Kentucky’s senior senator is hailing the GOP's massive tax bill as a ticket to economic growth that delivers desperately-needed tax relief to middle class families, but detractors count the lawmaker’s home state among the biggest losers if the bill becomes law.
Sen. Mitch McConnell has stayed on message when discussing the tax overhaul, blaming Democrats and uneven media coverage for the bill’s thin poll numbers.
"Anytime you come out with a new proposal, at least new to the public, it gets beat up a lot. Most of the press, left of center, hit it pretty hard. Of course the Democrats all doubled down against it," the veteran lawmaker told The Hill.
The majority leader also argues that axing the Affordable Care Act’s individual mandate penalty – that’s the fine non-exempted Americans must pay if they don’t obtain health insurance – will free cash-strapped Kentuckians to make their own decisions about whether to purchase health insurance.
"We voted to repeal Obamacare's individual mandate tax, so that low and middle income families are not forced to purchase something they either don't want or can't afford," McConnell remarked on the Senate floor.
Opponents, however, say McConnell isn’t doing the commonwealth any favors.
"Kentucky is among the states that benefit the least," says Jason Bailey with the left-leaning Kentucky Center for Economic Policy. "The bottom 60 percent of Kentuckians will see their taxes go up while the richest 1 percent of Kentuckians will get about a $4,700 tax cut. So this is just about some handouts to the people who need it least."
Bailey worries the bill blow up deficits and create momentum on Capitol Hill to slash programs and services many poorer Kentuckians rely on – like Medicare, Medicaid, and SNAP.
While the ACA’s individual insurance markets, federal subsidies, and Medicaid expansions remain in place for now, the KYCEP founder estimates 13 million Americans could wind up losing coverage without the mandate and others in Kentucky and elsewhere will watch their premiums rise.
"This is really a huge step toward undermining the progress we've made in health coverage the past few years and that's the last thing we need (in) a state that has poor health indicators and is facing an opioid crisis," Bailey argues.

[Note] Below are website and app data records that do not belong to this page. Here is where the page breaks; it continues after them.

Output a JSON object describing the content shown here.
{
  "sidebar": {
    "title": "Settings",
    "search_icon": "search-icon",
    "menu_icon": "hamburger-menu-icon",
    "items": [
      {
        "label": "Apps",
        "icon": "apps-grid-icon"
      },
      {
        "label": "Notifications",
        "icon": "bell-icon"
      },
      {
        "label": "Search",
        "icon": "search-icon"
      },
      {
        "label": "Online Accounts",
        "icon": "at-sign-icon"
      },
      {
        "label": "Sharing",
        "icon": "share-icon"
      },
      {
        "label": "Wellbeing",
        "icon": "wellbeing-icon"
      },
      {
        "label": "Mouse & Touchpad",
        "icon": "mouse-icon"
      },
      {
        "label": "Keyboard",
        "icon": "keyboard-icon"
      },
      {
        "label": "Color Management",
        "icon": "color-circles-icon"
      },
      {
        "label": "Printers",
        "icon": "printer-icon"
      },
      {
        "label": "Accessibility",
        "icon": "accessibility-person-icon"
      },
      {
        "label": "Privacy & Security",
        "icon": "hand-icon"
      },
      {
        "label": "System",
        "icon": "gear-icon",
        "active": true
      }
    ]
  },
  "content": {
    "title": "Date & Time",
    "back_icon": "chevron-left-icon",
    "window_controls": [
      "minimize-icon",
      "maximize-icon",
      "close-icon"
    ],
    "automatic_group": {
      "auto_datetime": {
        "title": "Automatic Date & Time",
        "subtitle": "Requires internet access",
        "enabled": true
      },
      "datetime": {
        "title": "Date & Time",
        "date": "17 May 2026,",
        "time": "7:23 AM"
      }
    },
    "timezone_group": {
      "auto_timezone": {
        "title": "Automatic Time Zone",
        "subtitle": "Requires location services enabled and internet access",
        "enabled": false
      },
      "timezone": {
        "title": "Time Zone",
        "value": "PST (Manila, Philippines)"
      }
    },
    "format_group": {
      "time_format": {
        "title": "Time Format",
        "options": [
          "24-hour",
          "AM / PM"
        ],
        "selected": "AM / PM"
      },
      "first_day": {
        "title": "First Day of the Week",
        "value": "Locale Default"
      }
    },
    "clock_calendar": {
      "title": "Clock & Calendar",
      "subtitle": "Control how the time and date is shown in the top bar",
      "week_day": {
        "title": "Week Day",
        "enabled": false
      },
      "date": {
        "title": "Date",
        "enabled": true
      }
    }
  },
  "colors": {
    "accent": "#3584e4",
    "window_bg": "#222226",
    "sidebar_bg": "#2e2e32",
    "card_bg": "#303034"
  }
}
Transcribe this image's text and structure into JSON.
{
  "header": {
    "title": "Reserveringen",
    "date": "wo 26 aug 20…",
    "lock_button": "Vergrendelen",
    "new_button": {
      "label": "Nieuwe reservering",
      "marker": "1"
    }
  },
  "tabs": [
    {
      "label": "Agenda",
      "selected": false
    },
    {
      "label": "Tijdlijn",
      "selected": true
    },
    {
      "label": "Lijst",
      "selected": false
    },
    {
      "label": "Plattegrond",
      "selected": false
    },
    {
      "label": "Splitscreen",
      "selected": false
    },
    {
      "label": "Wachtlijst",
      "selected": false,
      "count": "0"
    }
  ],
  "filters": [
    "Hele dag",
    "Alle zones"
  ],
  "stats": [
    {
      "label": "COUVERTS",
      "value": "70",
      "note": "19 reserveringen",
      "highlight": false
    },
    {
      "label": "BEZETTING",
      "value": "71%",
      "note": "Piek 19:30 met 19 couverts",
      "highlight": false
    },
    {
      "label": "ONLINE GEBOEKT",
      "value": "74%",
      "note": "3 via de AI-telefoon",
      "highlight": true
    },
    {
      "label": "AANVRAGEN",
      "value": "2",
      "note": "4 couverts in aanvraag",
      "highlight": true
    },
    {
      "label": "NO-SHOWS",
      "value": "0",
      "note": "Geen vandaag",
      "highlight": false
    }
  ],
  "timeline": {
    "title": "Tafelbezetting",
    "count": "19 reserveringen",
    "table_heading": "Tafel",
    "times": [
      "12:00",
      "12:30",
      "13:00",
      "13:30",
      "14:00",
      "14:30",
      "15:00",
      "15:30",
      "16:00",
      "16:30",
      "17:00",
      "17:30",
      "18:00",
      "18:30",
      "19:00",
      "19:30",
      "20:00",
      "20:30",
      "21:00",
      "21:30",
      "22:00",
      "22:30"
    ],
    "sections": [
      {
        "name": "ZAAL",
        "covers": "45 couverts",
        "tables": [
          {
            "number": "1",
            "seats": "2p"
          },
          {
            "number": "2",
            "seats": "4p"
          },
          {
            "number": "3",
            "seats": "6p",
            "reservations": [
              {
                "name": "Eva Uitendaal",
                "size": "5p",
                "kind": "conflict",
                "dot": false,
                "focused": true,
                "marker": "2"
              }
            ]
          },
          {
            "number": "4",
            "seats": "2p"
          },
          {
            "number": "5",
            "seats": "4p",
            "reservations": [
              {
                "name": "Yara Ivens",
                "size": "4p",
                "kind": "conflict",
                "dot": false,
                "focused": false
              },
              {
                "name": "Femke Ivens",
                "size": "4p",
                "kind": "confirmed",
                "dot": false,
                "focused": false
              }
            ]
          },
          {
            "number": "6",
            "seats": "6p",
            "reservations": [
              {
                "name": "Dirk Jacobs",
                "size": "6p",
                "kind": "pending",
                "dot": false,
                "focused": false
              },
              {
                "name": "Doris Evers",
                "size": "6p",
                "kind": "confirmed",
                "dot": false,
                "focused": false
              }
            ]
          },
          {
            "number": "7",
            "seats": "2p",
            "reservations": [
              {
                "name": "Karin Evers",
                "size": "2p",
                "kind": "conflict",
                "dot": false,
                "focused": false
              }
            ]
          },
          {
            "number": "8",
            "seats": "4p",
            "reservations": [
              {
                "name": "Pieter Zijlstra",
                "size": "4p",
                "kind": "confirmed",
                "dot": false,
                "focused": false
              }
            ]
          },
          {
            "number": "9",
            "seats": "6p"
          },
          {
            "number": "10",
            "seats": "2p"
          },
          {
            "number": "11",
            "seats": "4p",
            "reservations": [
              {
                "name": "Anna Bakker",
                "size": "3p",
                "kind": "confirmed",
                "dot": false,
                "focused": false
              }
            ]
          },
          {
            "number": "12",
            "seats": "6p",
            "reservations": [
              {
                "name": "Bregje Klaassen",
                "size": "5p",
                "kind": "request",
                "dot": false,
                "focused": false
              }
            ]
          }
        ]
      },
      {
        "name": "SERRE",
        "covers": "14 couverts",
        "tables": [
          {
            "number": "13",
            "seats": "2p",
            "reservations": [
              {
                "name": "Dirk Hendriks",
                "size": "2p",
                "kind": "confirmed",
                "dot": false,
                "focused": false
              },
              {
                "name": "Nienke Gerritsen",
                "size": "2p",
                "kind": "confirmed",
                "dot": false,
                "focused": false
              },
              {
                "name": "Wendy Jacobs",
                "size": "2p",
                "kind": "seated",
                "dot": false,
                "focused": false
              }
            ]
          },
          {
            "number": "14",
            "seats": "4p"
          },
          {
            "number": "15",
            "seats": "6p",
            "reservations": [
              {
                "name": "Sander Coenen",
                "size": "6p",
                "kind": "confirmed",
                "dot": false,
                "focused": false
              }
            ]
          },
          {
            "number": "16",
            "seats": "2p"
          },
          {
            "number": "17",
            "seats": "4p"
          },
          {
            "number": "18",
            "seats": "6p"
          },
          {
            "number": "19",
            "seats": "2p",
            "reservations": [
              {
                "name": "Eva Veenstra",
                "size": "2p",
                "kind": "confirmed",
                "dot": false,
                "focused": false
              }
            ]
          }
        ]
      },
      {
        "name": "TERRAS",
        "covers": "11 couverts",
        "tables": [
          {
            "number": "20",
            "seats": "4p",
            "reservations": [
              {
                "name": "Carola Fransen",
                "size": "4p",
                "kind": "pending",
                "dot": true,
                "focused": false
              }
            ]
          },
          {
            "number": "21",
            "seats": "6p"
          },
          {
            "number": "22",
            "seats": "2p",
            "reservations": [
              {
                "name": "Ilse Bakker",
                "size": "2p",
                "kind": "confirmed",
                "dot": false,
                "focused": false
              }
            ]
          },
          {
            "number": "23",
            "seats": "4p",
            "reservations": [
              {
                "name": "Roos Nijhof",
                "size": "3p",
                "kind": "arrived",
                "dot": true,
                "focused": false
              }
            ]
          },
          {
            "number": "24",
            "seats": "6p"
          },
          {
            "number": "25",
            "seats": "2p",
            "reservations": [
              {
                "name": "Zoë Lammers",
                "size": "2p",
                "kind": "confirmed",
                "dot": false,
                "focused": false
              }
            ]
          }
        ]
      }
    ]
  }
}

New Medicaid signups accounted for the lion's share of Kentucky's roughly half-a-million in health coverage gains, so it's unclear how the demise of the individual mandate might affect markets. Despite declining Obamacare enrollment numbers in recent years, state signups saw an early surge heading into 2018, according to healthinsurance.org. The site cautions that the numbers may have skewed higher due to the short enrollment window.
Reactions online among Kentucky lawmakers have predictably split along party lines, with 6th District Congressman Andy Barr tweeting that typical families of four earning $73,000 per year will receive "a $2,059 tax cut next year." Median yearly household income in Kentucky sits at around $44,811, according to census.gov.
Berea College in the Crosshairs?
Kentucky’s Berea College, a tuition-free private liberal arts school, has become an unlikely political football as Congress does battle over the GOP tax bill.
Eleventh hour changes to the Republican measure would put Berea, along with a few other schools, on the tax hook for their endowment earnings. The new language was introduced amid a tug-of-war between Republicans and Democrats as the legislatuion nears final passage.
Congressman Barr laid the blame squarely on the opposing party.
"Senate Democrats used procedural rules to insist that this exemption be stripped out of the final conference report," Barr charged. "It's unfortunate that they put partisan politics ahead of insuring that students, many of whom are low income and first generation college students, at work study colleges would continue to be able to receive tuition-free education."
Meanwhile, Kentucky Democratic Rep. John Yarmuth countered that the provision is what happens when one party rushes “bad policy” through Congress.
Yet Berea’s president, Lyle Roelofs, isn’t pointing the finger at either side, instead insisting the school is a “little piece of grain between two gristmills” and that neither party intentionally targeted the college. Roelofs says he hopes lawmakers can find a solution, but if not, the change will hurt the college’s mission.